# TASK PROMPT
Would it be possible to output exactly, and only, the lines below from the one holding "Parse this screenshot: output" to the last line, both included, with every picture left out?

Web page and app entries:
※ ※ ※
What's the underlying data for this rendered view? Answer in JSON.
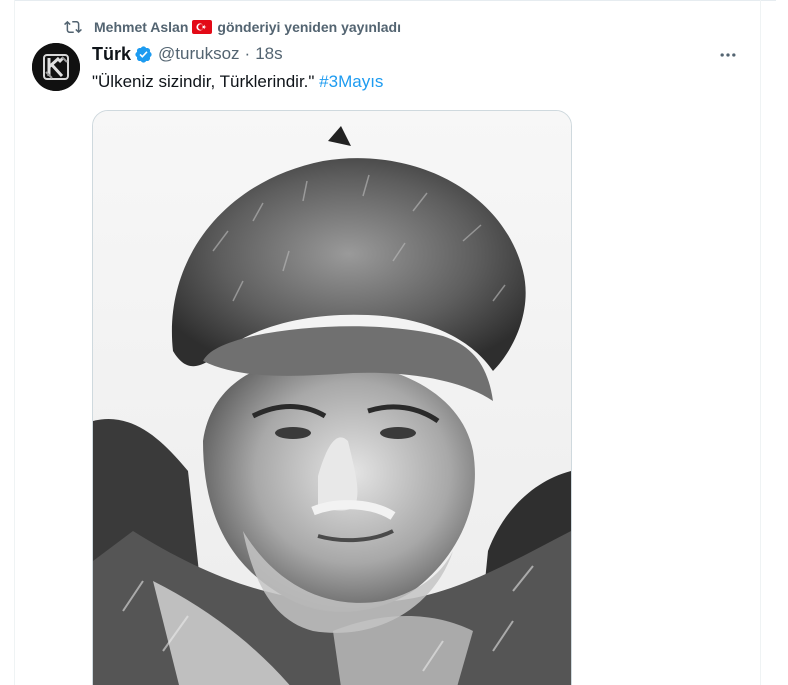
{
  "retweet": {
    "retweeter_name": "Mehmet Aslan",
    "action_text": "gönderiyi yeniden yayınladı",
    "icon": "retweet-icon",
    "flag_icon": "turkey-flag-icon"
  },
  "tweet": {
    "author": {
      "display_name": "Türk",
      "handle": "@turuksoz",
      "verified": true,
      "avatar_icon": "emblem-logo"
    },
    "separator": "·",
    "timestamp": "18s",
    "text": "\"Ülkeniz sizindir, Türklerindir.\"",
    "hashtag": "#3Mayıs",
    "media": {
      "type": "photo",
      "description_icon": "portrait-photo"
    }
  },
  "colors": {
    "accent": "#1d9bf0",
    "text_primary": "#0f1419",
    "text_secondary": "#536471",
    "border": "#cfd9de",
    "flag_red": "#e30a17"
  },
  "menu": {
    "more_icon": "more-horizontal-icon"
  }
}
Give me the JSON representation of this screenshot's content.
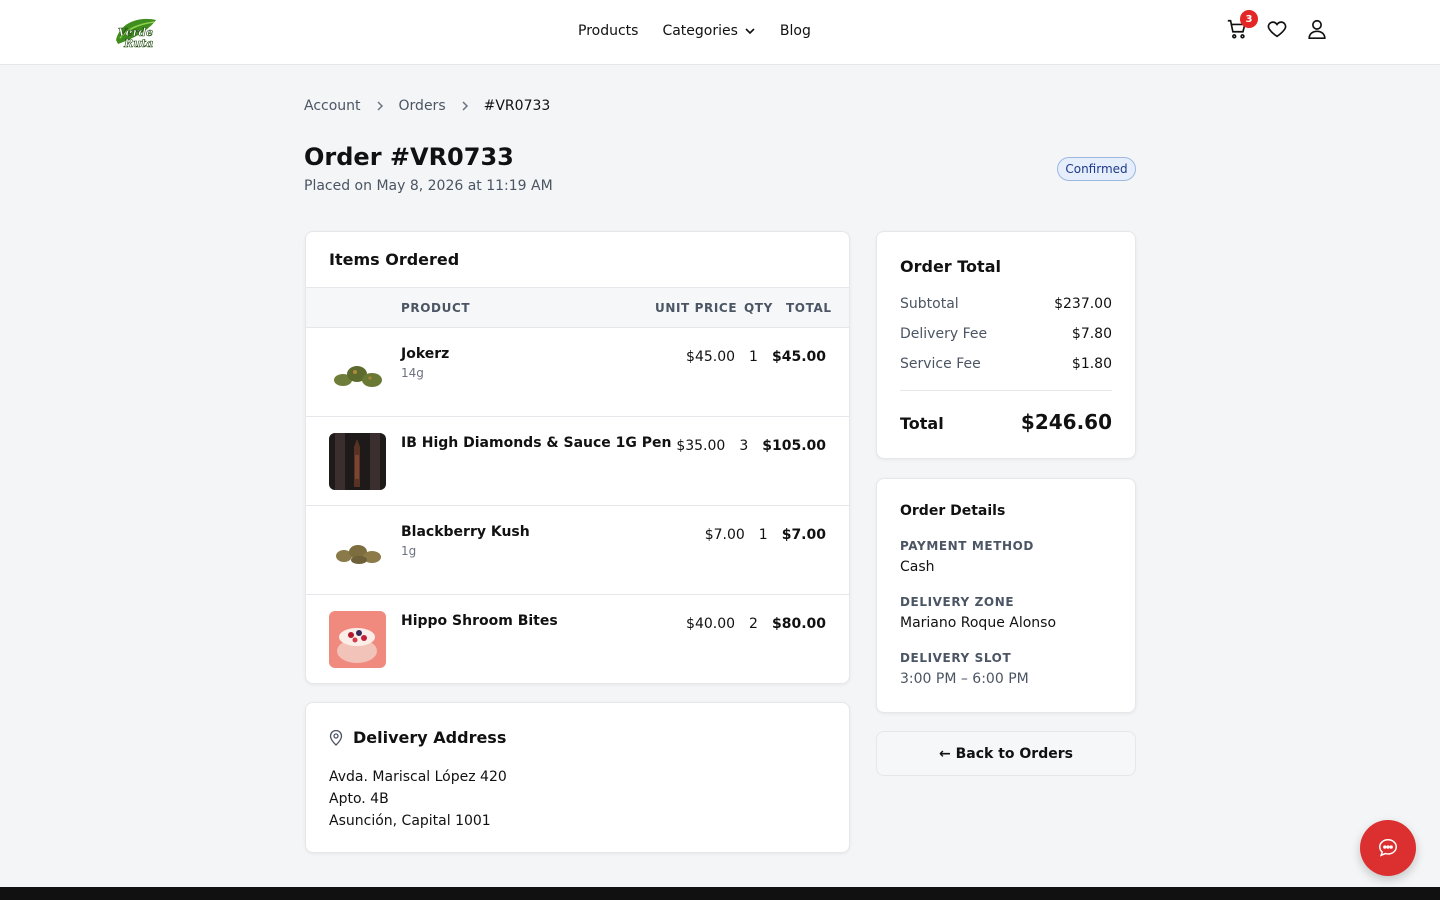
{
  "header": {
    "logo_text": "Verde Ruta",
    "nav": {
      "products": "Products",
      "categories": "Categories",
      "blog": "Blog"
    },
    "cart_count": "3"
  },
  "breadcrumb": {
    "account": "Account",
    "orders": "Orders",
    "current": "#VR0733"
  },
  "order": {
    "title": "Order #VR0733",
    "placed": "Placed on May 8, 2026 at 11:19 AM",
    "status": "Confirmed"
  },
  "items": {
    "title": "Items Ordered",
    "headers": {
      "product": "PRODUCT",
      "unit_price": "UNIT PRICE",
      "qty": "QTY",
      "total": "TOTAL"
    },
    "rows": [
      {
        "name": "Jokerz",
        "variant": "14g",
        "unit_price": "$45.00",
        "qty": "1",
        "total": "$45.00",
        "thumb": "green-buds"
      },
      {
        "name": "IB High Diamonds & Sauce 1G Pen",
        "variant": "",
        "unit_price": "$35.00",
        "qty": "3",
        "total": "$105.00",
        "thumb": "vape-pen"
      },
      {
        "name": "Blackberry Kush",
        "variant": "1g",
        "unit_price": "$7.00",
        "qty": "1",
        "total": "$7.00",
        "thumb": "brown-buds"
      },
      {
        "name": "Hippo Shroom Bites",
        "variant": "",
        "unit_price": "$40.00",
        "qty": "2",
        "total": "$80.00",
        "thumb": "berry-bowl"
      }
    ]
  },
  "delivery_address": {
    "title": "Delivery Address",
    "line1": "Avda. Mariscal López 420",
    "line2": "Apto. 4B",
    "line3": "Asunción, Capital 1001"
  },
  "totals": {
    "title": "Order Total",
    "subtotal_label": "Subtotal",
    "subtotal": "$237.00",
    "delivery_label": "Delivery Fee",
    "delivery": "$7.80",
    "service_label": "Service Fee",
    "service": "$1.80",
    "total_label": "Total",
    "total": "$246.60"
  },
  "details": {
    "title": "Order Details",
    "payment_label": "PAYMENT METHOD",
    "payment": "Cash",
    "zone_label": "DELIVERY ZONE",
    "zone": "Mariano Roque Alonso",
    "slot_label": "DELIVERY SLOT",
    "slot": "3:00 PM – 6:00 PM"
  },
  "back_button": "← Back to Orders",
  "colors": {
    "accent_red": "#dc2f2f",
    "status_blue": "#1e3a8a",
    "brand_green": "#3a8a1f"
  }
}
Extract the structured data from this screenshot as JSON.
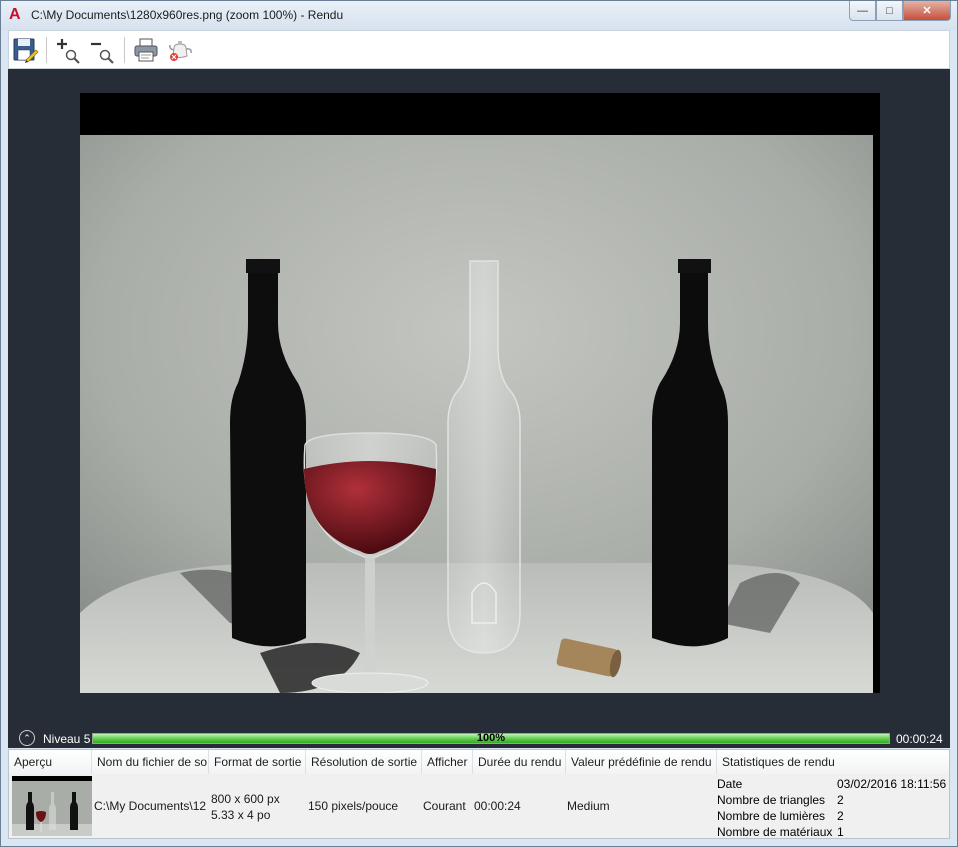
{
  "window": {
    "title": "C:\\My Documents\\1280x960res.png (zoom 100%) - Rendu",
    "app_icon": "A"
  },
  "toolbar": {
    "buttons": [
      {
        "name": "save-button",
        "icon": "floppy-disk-icon"
      },
      {
        "name": "zoom-in-button",
        "icon": "zoom-in-icon"
      },
      {
        "name": "zoom-out-button",
        "icon": "zoom-out-icon"
      },
      {
        "name": "print-button",
        "icon": "printer-icon"
      },
      {
        "name": "cancel-render-button",
        "icon": "teapot-cancel-icon"
      }
    ]
  },
  "progress": {
    "level": "Niveau 5",
    "percent": 100,
    "percent_label": "100%",
    "elapsed": "00:00:24"
  },
  "history": {
    "columns": [
      "Aperçu",
      "Nom du fichier de so",
      "Format de sortie",
      "Résolution de sortie",
      "Afficher",
      "Durée du rendu",
      "Valeur prédéfinie de rendu",
      "Statistiques de rendu"
    ],
    "row": {
      "filename": "C:\\My Documents\\12",
      "format_line1": "800 x 600 px",
      "format_line2": "5.33 x 4 po",
      "resolution": "150 pixels/pouce",
      "display": "Courant",
      "duration": "00:00:24",
      "preset": "Medium",
      "stats": [
        {
          "label": "Date",
          "value": "03/02/2016 18:11:56"
        },
        {
          "label": "Nombre de triangles",
          "value": "2"
        },
        {
          "label": "Nombre de lumières",
          "value": "2"
        },
        {
          "label": "Nombre de matériaux",
          "value": "1"
        }
      ]
    }
  },
  "colors": {
    "canvas_bg": "#262d37",
    "progress_fill": "#53c940",
    "wine": "#6a1018"
  }
}
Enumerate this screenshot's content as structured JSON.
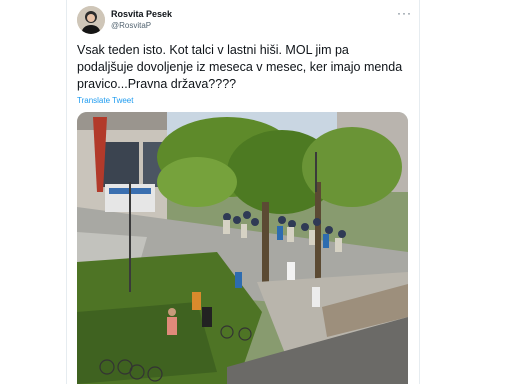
{
  "tweet": {
    "display_name": "Rosvita Pesek",
    "handle": "@RosvitaP",
    "more_icon": "more-horizontal-icon",
    "text": "Vsak teden isto. Kot talci v lastni hiši. MOL jim pa podaljšuje dovoljenje iz meseca v mesec, ker imajo menda pravico...Pravna država????",
    "translate_label": "Translate Tweet"
  },
  "colors": {
    "link": "#1d9bf0",
    "text": "#0f1419",
    "secondary": "#536471"
  }
}
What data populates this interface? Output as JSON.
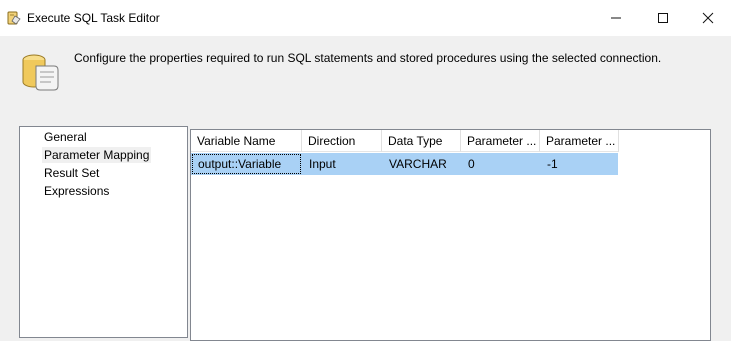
{
  "window": {
    "title": "Execute SQL Task Editor"
  },
  "header": {
    "description": "Configure the properties required to run SQL statements and stored procedures using the selected connection."
  },
  "nav": {
    "items": [
      {
        "label": "General"
      },
      {
        "label": "Parameter Mapping",
        "selected": true
      },
      {
        "label": "Result Set"
      },
      {
        "label": "Expressions"
      }
    ]
  },
  "grid": {
    "columns": [
      "Variable Name",
      "Direction",
      "Data Type",
      "Parameter ...",
      "Parameter ..."
    ],
    "rows": [
      {
        "variable_name": "output::Variable",
        "direction": "Input",
        "data_type": "VARCHAR",
        "parameter_name": "0",
        "parameter_size": "-1"
      }
    ]
  },
  "colors": {
    "selection": "#a9d1f5",
    "border": "#828790",
    "background": "#f0f0f0"
  },
  "icons": {
    "app": "sql-task-icon",
    "header": "database-scroll-icon"
  }
}
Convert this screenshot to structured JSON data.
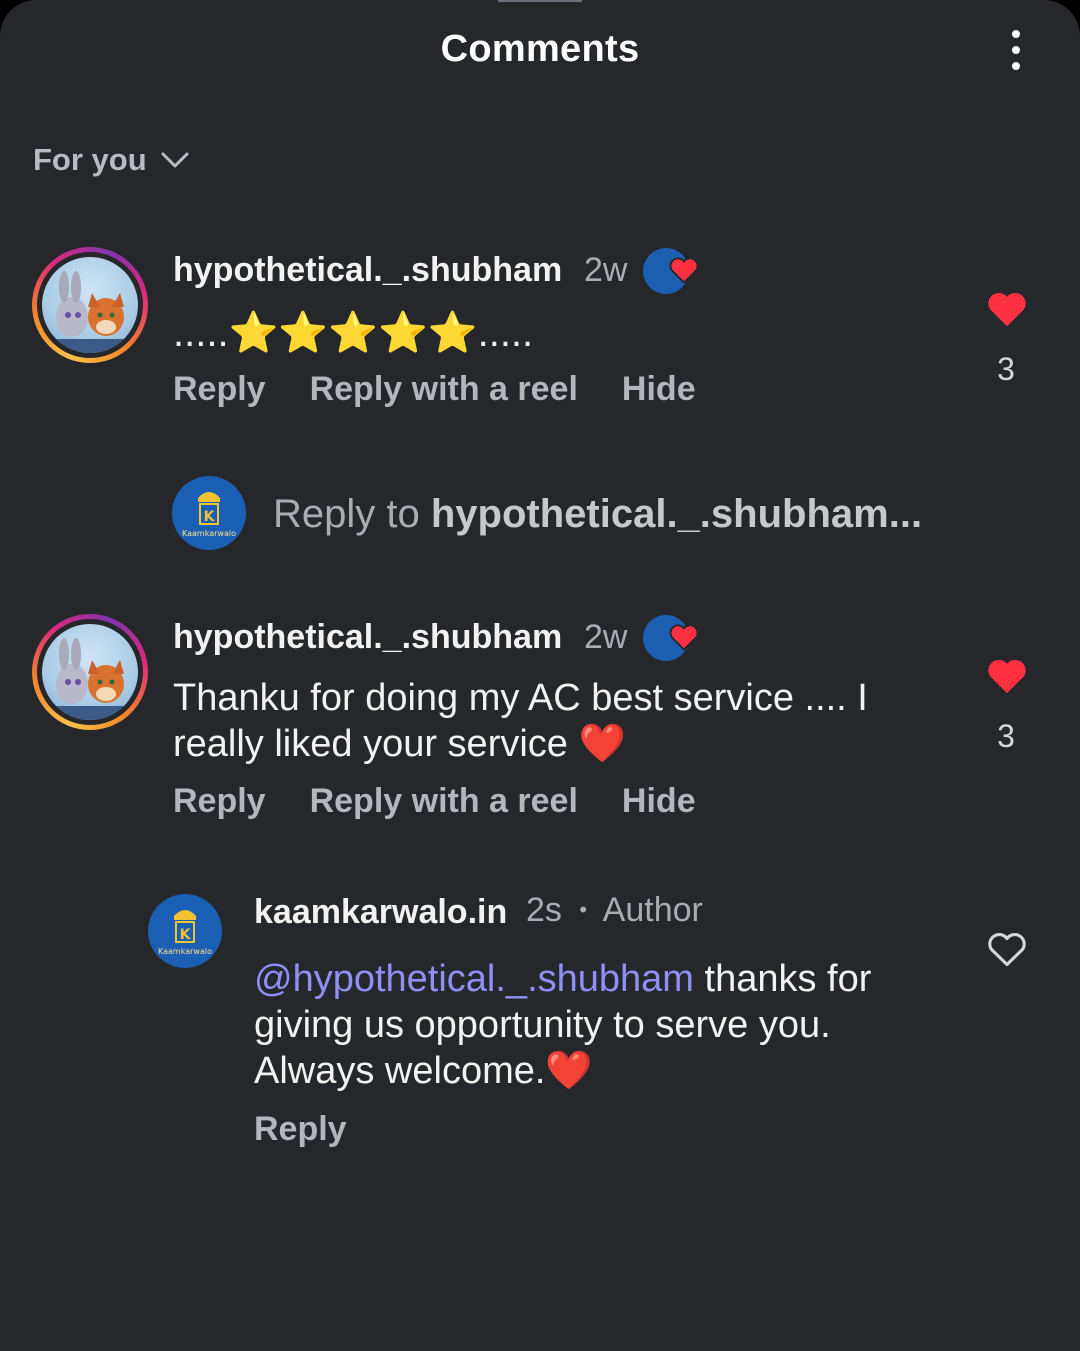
{
  "header": {
    "title": "Comments",
    "more_icon": "more-vertical-icon"
  },
  "filter": {
    "label": "For you",
    "icon": "chevron-down-icon"
  },
  "comments": [
    {
      "username": "hypothetical._.shubham",
      "time": "2w",
      "text": ".....⭐⭐⭐⭐⭐.....",
      "actions": {
        "reply": "Reply",
        "reply_reel": "Reply with a reel",
        "hide": "Hide"
      },
      "likes": "3",
      "liked": true
    },
    {
      "username": "hypothetical._.shubham",
      "time": "2w",
      "text": "Thanku for doing my AC best service .... I really liked your service ❤️",
      "actions": {
        "reply": "Reply",
        "reply_reel": "Reply with a reel",
        "hide": "Hide"
      },
      "likes": "3",
      "liked": true
    }
  ],
  "reply_box": {
    "prefix": "Reply to ",
    "target": "hypothetical._.shubham..."
  },
  "author_reply": {
    "username": "kaamkarwalo.in",
    "time": "2s",
    "separator": "•",
    "role": "Author",
    "mention": "@hypothetical._.shubham",
    "text": " thanks for giving us opportunity to serve you. Always welcome.❤️",
    "action": "Reply",
    "liked": false
  },
  "logo": {
    "caption": "Kaamkarwalo"
  },
  "colors": {
    "background": "#25272b",
    "like_red": "#ff3040",
    "mention": "#8f8ff5"
  }
}
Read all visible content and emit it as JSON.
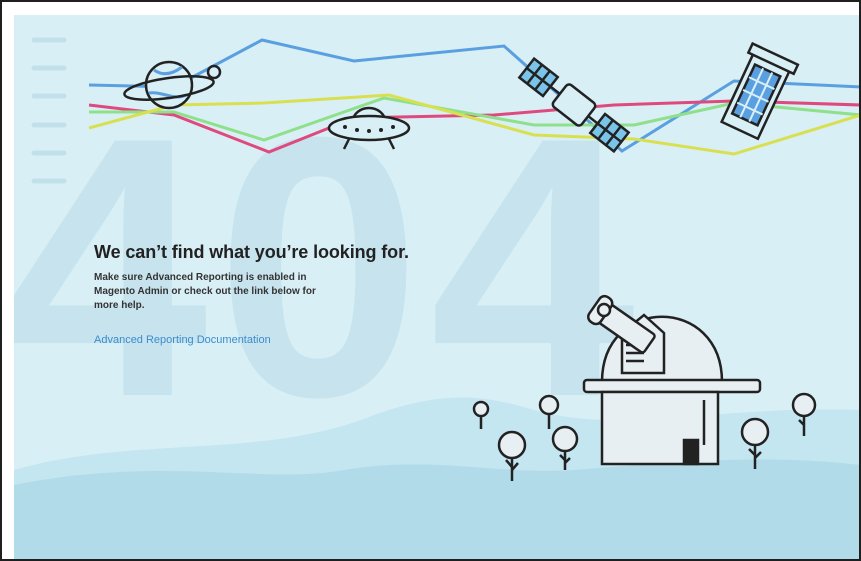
{
  "background_label": "404",
  "error": {
    "headline": "We can’t find what you’re looking for.",
    "description": "Make sure Advanced Reporting is enabled in Magento Admin or check out the link below for more help.",
    "link_label": "Advanced Reporting Documentation"
  },
  "colors": {
    "sky": "#d9eff6",
    "big_404": "#c7e4ee",
    "hills": "#b8dfeb",
    "hills_front": "#a9d7e6",
    "line_blue": "#5aa0e0",
    "line_pink": "#df4a7e",
    "line_green": "#8fe08a",
    "line_yellow": "#d8e050",
    "link": "#3b8ccd",
    "outline": "#222222"
  },
  "icons": [
    "planet-icon",
    "ufo-icon",
    "satellite-icon",
    "space-phone-booth-icon",
    "observatory-icon",
    "tree-icon"
  ]
}
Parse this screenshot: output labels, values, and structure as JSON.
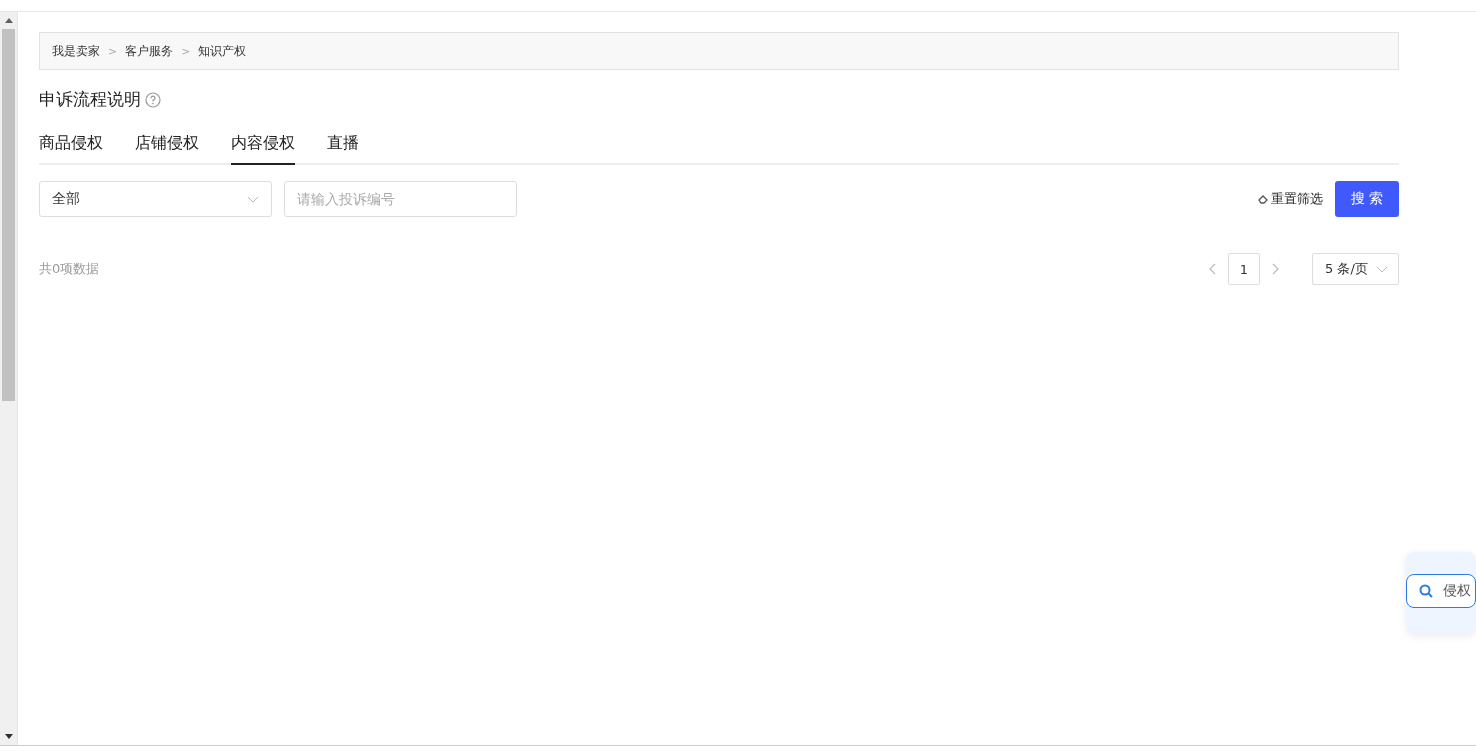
{
  "breadcrumb": [
    {
      "label": "我是卖家"
    },
    {
      "label": "客户服务"
    },
    {
      "label": "知识产权"
    }
  ],
  "breadcrumb_separator": ">",
  "title": "申诉流程说明",
  "tabs": [
    {
      "label": "商品侵权",
      "selected": false
    },
    {
      "label": "店铺侵权",
      "selected": false
    },
    {
      "label": "内容侵权",
      "selected": true
    },
    {
      "label": "直播",
      "selected": false
    }
  ],
  "filters": {
    "type_select": {
      "value": "全部"
    },
    "complaint_no": {
      "placeholder": "请输入投诉编号"
    },
    "reset": "重置筛选",
    "search_button": "搜 索"
  },
  "total": "共0项数据",
  "pagination": {
    "current_page": "1",
    "page_size": "5 条/页"
  },
  "floating_widget": {
    "search_text": "侵权"
  }
}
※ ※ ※
# EXERCISE RESPONSE
Parse this screenshot: output labels, values, and structure as JSON.
{
  "breadcrumb": [
    {
      "label": "我是卖家"
    },
    {
      "label": "客户服务"
    },
    {
      "label": "知识产权"
    }
  ],
  "breadcrumb_separator": ">",
  "title": "申诉流程说明",
  "tabs": [
    {
      "label": "商品侵权",
      "selected": false
    },
    {
      "label": "店铺侵权",
      "selected": false
    },
    {
      "label": "内容侵权",
      "selected": true
    },
    {
      "label": "直播",
      "selected": false
    }
  ],
  "filters": {
    "type_select": {
      "value": "全部"
    },
    "complaint_no": {
      "placeholder": "请输入投诉编号"
    },
    "reset": "重置筛选",
    "search_button": "搜 索"
  },
  "total": "共0项数据",
  "pagination": {
    "current_page": "1",
    "page_size": "5 条/页"
  },
  "floating_widget": {
    "search_text": "侵权"
  }
}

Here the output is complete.